One specialty piece of equipment added was the Bobcat V723 telehandler equipped with a 7-ft. grapple bucket. Trees were stored at the local playground during the cleanup until Pipeworks Plumbing & Demolition acquired a grinder. The telehandler was used to load tree waste into trucks after it was ground up. "We are in the demolition business, so it is still very handy to us," says Chong.
The company also upgraded a Caterpillar 312 for the larger 320 excavator, and two Bobcat T300s were purchased to replace the units lost in the flooding. In addition, a 44-ft. dump trailer with a two-way gate was added to the fleet.
The rubber track loaders have been a real benefit to the cleanup efforts. The football/baseball field that served as a temporary dump site became rutted by the continuous flow of dump trucks. "Tracks were good in the slop," says Chong. "The track machines were definitely a plus. In addition, there were a lot of nails on the street. You don't have flats."
In February, Harahan was declared cleaned up by FEMA and the contract with the city was terminated. Now, Pipeworks Plumbing & Demolition has transitioned back into the business of home demolition. "We still have a lot of work to do," says Chong.
There are neighborhoods blocks long that need to be demolished. "We get in a neighborhood and we will get 15 or 20 calls from other people on the street. We are basically doing the same thing we were doing before. We take down a house, take down a slab, bring in some sand and make it look what I call 'builder ready,' " says Chong.

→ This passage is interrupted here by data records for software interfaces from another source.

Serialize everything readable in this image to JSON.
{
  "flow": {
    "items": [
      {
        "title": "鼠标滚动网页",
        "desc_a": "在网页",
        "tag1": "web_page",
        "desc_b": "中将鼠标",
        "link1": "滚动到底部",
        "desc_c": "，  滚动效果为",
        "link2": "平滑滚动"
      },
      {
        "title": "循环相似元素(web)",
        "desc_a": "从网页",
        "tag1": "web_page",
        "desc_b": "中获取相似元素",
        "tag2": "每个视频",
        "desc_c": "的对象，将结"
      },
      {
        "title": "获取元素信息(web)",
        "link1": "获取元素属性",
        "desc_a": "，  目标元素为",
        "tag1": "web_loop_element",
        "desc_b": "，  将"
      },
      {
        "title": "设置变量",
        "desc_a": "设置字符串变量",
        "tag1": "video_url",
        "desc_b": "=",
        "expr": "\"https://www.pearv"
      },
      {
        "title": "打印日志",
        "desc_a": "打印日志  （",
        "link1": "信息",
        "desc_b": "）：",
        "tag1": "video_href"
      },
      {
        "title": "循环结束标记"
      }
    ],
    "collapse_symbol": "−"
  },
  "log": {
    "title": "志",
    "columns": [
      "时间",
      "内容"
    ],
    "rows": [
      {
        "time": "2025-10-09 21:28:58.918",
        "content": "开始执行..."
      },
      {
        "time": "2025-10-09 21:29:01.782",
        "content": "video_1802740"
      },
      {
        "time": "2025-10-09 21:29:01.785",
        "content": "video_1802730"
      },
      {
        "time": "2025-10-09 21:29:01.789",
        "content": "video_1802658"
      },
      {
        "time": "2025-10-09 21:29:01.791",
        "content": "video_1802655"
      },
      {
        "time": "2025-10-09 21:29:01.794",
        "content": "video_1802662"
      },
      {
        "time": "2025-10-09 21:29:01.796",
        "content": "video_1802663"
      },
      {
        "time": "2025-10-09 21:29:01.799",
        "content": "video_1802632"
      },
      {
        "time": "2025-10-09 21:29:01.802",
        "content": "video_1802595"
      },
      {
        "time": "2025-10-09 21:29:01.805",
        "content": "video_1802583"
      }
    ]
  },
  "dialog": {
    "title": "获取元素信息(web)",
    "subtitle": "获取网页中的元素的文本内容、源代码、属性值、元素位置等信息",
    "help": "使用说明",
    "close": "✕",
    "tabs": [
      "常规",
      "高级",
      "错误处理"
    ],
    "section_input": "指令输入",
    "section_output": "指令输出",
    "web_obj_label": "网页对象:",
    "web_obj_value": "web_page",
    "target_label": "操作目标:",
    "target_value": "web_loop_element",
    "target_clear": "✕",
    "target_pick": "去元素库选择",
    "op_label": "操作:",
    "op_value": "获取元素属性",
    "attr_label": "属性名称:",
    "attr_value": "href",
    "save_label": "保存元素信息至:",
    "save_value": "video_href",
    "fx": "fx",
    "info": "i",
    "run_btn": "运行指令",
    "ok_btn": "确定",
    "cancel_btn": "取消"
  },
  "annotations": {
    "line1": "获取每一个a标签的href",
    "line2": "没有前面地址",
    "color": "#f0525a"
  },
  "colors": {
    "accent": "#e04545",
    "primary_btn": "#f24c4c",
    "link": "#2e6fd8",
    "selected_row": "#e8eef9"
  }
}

The company plans to be even better prepared should a future disaster strike. "We have this one under our belt and we learned a lot from it," says Chong. "We know we have to be a little bit more prepared. We had to upgrade. We keep two of everything now. We have two sets of filters. We have a larger diesel tank. We have extra hoses. We keep hydraulic fluid. We have generators. We have a game plan in case it happens again, which I hope it doesn't because we still need a lot of time to clean this mess up."
Spanning the lake

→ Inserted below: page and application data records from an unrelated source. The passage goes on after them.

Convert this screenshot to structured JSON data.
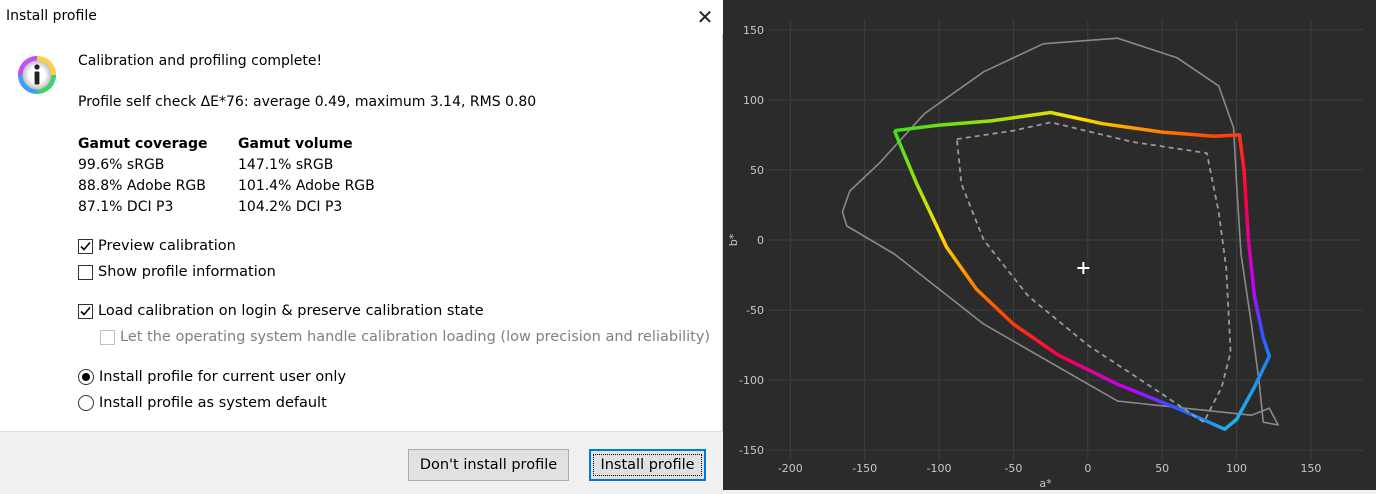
{
  "window": {
    "title": "Install profile",
    "close_icon": "close-icon"
  },
  "message": {
    "headline": "Calibration and profiling complete!",
    "self_check": "Profile self check ΔE*76: average 0.49, maximum 3.14, RMS 0.80"
  },
  "gamut": {
    "coverage_header": "Gamut coverage",
    "volume_header": "Gamut volume",
    "coverage": [
      "99.6% sRGB",
      "88.8% Adobe RGB",
      "87.1% DCI P3"
    ],
    "volume": [
      "147.1% sRGB",
      "101.4% Adobe RGB",
      "104.2% DCI P3"
    ]
  },
  "options": {
    "preview_calibration": {
      "label": "Preview calibration",
      "checked": true
    },
    "show_profile_info": {
      "label": "Show profile information",
      "checked": false
    },
    "load_calibration": {
      "label": "Load calibration on login & preserve calibration state",
      "checked": true
    },
    "os_handle": {
      "label": "Let the operating system handle calibration loading (low precision and reliability)",
      "checked": false,
      "disabled": true
    }
  },
  "install_scope": {
    "current_user": {
      "label": "Install profile for current user only",
      "selected": true
    },
    "system_default": {
      "label": "Install profile as system default",
      "selected": false
    }
  },
  "buttons": {
    "dont_install": "Don't install profile",
    "install": "Install profile"
  },
  "chart_data": {
    "type": "line",
    "xlabel": "a*",
    "ylabel": "b*",
    "xlim": [
      -215,
      185
    ],
    "ylim": [
      -157,
      157
    ],
    "x_ticks": [
      -200,
      -150,
      -100,
      -50,
      0,
      50,
      100,
      150
    ],
    "y_ticks": [
      150,
      100,
      50,
      0,
      -50,
      -100,
      -150
    ],
    "grid": true,
    "white_point": [
      -3,
      -20
    ],
    "series": [
      {
        "style": "gray-outline",
        "points": [
          [
            -165,
            20
          ],
          [
            -160,
            35
          ],
          [
            -140,
            55
          ],
          [
            -110,
            90
          ],
          [
            -70,
            120
          ],
          [
            -30,
            140
          ],
          [
            20,
            144
          ],
          [
            60,
            130
          ],
          [
            88,
            110
          ],
          [
            98,
            80
          ],
          [
            100,
            40
          ],
          [
            103,
            -10
          ],
          [
            110,
            -60
          ],
          [
            115,
            -100
          ],
          [
            118,
            -130
          ],
          [
            128,
            -132
          ],
          [
            122,
            -120
          ],
          [
            110,
            -125
          ],
          [
            20,
            -115
          ],
          [
            -70,
            -60
          ],
          [
            -130,
            -10
          ],
          [
            -162,
            10
          ],
          [
            -165,
            20
          ]
        ]
      },
      {
        "style": "rainbow-solid",
        "points": [
          [
            -130,
            78
          ],
          [
            -100,
            82
          ],
          [
            -65,
            85
          ],
          [
            -25,
            91
          ],
          [
            10,
            83
          ],
          [
            50,
            77
          ],
          [
            85,
            74
          ],
          [
            102,
            75
          ],
          [
            105,
            50
          ],
          [
            108,
            0
          ],
          [
            112,
            -40
          ],
          [
            118,
            -70
          ],
          [
            122,
            -83
          ],
          [
            112,
            -105
          ],
          [
            100,
            -128
          ],
          [
            92,
            -135
          ],
          [
            60,
            -120
          ],
          [
            20,
            -103
          ],
          [
            -20,
            -82
          ],
          [
            -50,
            -60
          ],
          [
            -75,
            -35
          ],
          [
            -95,
            -5
          ],
          [
            -115,
            40
          ],
          [
            -130,
            78
          ]
        ]
      },
      {
        "style": "gray-dashed",
        "points": [
          [
            -88,
            72
          ],
          [
            -50,
            78
          ],
          [
            -25,
            84
          ],
          [
            30,
            70
          ],
          [
            80,
            62
          ],
          [
            88,
            20
          ],
          [
            93,
            -20
          ],
          [
            96,
            -80
          ],
          [
            90,
            -105
          ],
          [
            78,
            -130
          ],
          [
            50,
            -110
          ],
          [
            0,
            -75
          ],
          [
            -40,
            -40
          ],
          [
            -70,
            0
          ],
          [
            -85,
            40
          ],
          [
            -88,
            72
          ]
        ]
      }
    ]
  }
}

Boh Brothers traces its roots in New Orleans back to 1909. Still based in the city, this heavy construction general contractor employs 1,500, and has permanent offices in Baton Rouge, LA, and Mobile, AL.

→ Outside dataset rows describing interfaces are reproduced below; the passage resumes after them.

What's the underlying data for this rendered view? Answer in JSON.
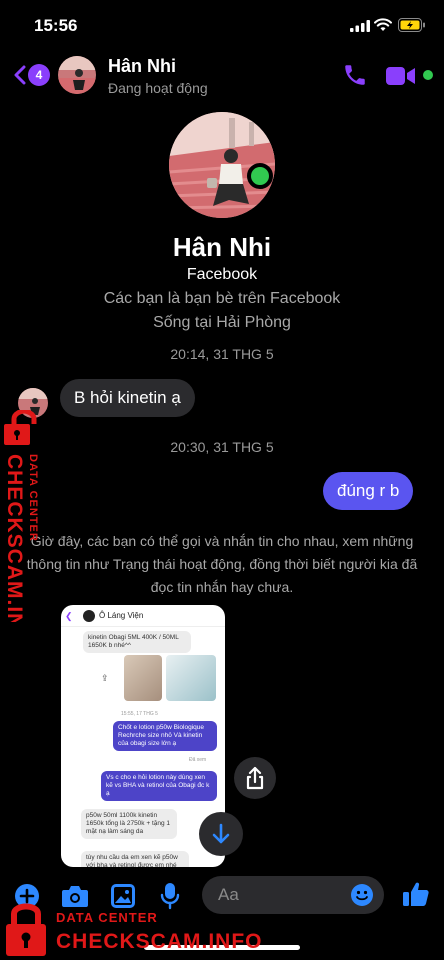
{
  "status_bar": {
    "time": "15:56"
  },
  "header": {
    "back_badge": "4",
    "name": "Hân Nhi",
    "status": "Đang hoạt động"
  },
  "profile": {
    "name": "Hân Nhi",
    "platform": "Facebook",
    "friends_text": "Các bạn là bạn bè trên Facebook",
    "location_text": "Sống tại Hải Phòng"
  },
  "conversation": {
    "timestamp_1": "20:14, 31 THG 5",
    "incoming_message": "B hỏi kinetin ạ",
    "timestamp_2": "20:30, 31 THG 5",
    "outgoing_message": "đúng r b",
    "info_text": "Giờ đây, các bạn có thể gọi và nhắn tin cho nhau, xem những thông tin như Trạng thái hoạt động, đồng thời biết người kia đã đọc tin nhắn hay chưa."
  },
  "shared_image": {
    "title": "Ô Láng Viện",
    "msg_1": "kinetin Obagi 5ML 400K / 50ML 1650K b nhé^^",
    "time": "15:55, 17 THG 5",
    "msg_2": "Chốt e lotion p50w Biologique Rechrche size nhỏ Và kinetin của obagi size lớn ạ",
    "seen": "Đã xem",
    "msg_3": "Vs c cho e hỏi lotion này dùng xen kẽ vs BHA và retinol của Obagi đc k ạ",
    "msg_4": "p50w 50ml 1100k kinetin 1650k tổng là 2750k + tặng 1 mặt nạ làm sáng da",
    "msg_5": "tùy nhu cầu da em xen kẽ p50w với bha và retinol được em nhé"
  },
  "composer": {
    "placeholder": "Aa"
  },
  "watermark": {
    "datacenter": "DATA CENTER",
    "site": "CHECKSCAM.INFO"
  },
  "colors": {
    "accent": "#8a3ffc",
    "outgoing_bubble": "#5a55f0",
    "incoming_bubble": "#2b2b2e",
    "online": "#31c950",
    "icon_blue": "#2d88ff",
    "watermark_red": "#e01818"
  },
  "icons": [
    "signal-icon",
    "wifi-icon",
    "battery-icon",
    "back-chevron-icon",
    "phone-icon",
    "video-camera-icon",
    "share-icon",
    "arrow-down-icon",
    "plus-icon",
    "camera-icon",
    "image-icon",
    "microphone-icon",
    "emoji-icon",
    "thumbs-up-icon",
    "lock-icon"
  ]
}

When the storm hit, Boh Brothers was called on to perform a considerable amount of work for the Corps of Engineers. "We had quite a few pieces of equipment that were flooded, so we had to assemble equipment from different places," says Robert Boh, president. "Some of it was obtained from renting; some of it was our own equipment that was undamaged; some of it was our own equipment that we were able to fix pretty quickly and get back to work."
Boh Brothers initially repaired levies and flood walls. "Most of the work we did after the hurricane is finished. We do have a couple of those projects that are still going. And there is talk of much more," says Boh. "The Corps of Engineers has a continuing program for upgrading of flood controls in the area."
However, one of Boh Brothers' most notable achievements has been the repair of the Interstate 10 twin spans over Lake Ponchartrain. These bridges were devastated by Katrina. Several deck spans floated off of the pier caps. The westbound bridge suffered the most damage with 20 spans missing and 303 misaligned. On the eastbound bridge, 38 spans fell off and 170 were misaligned.
Boh Brothers was awarded the $29.5 million contract to repair the twin spans based on a low bid proposal. The eastbound bridge was repaired in an impressive 17 days. Cranes on barges were used to reposition deck spans that had shifted. Crews took spans from the westbound bridge to complete the eastbound bridge.
A lot of engineering expertise came into play. Hydraulic steerable trailers were placed on barges and positioned under the spans. This allowed them to be precisely repositioned. A jack and slide system, which involved hydraulic rams and Teflon plates, was also used.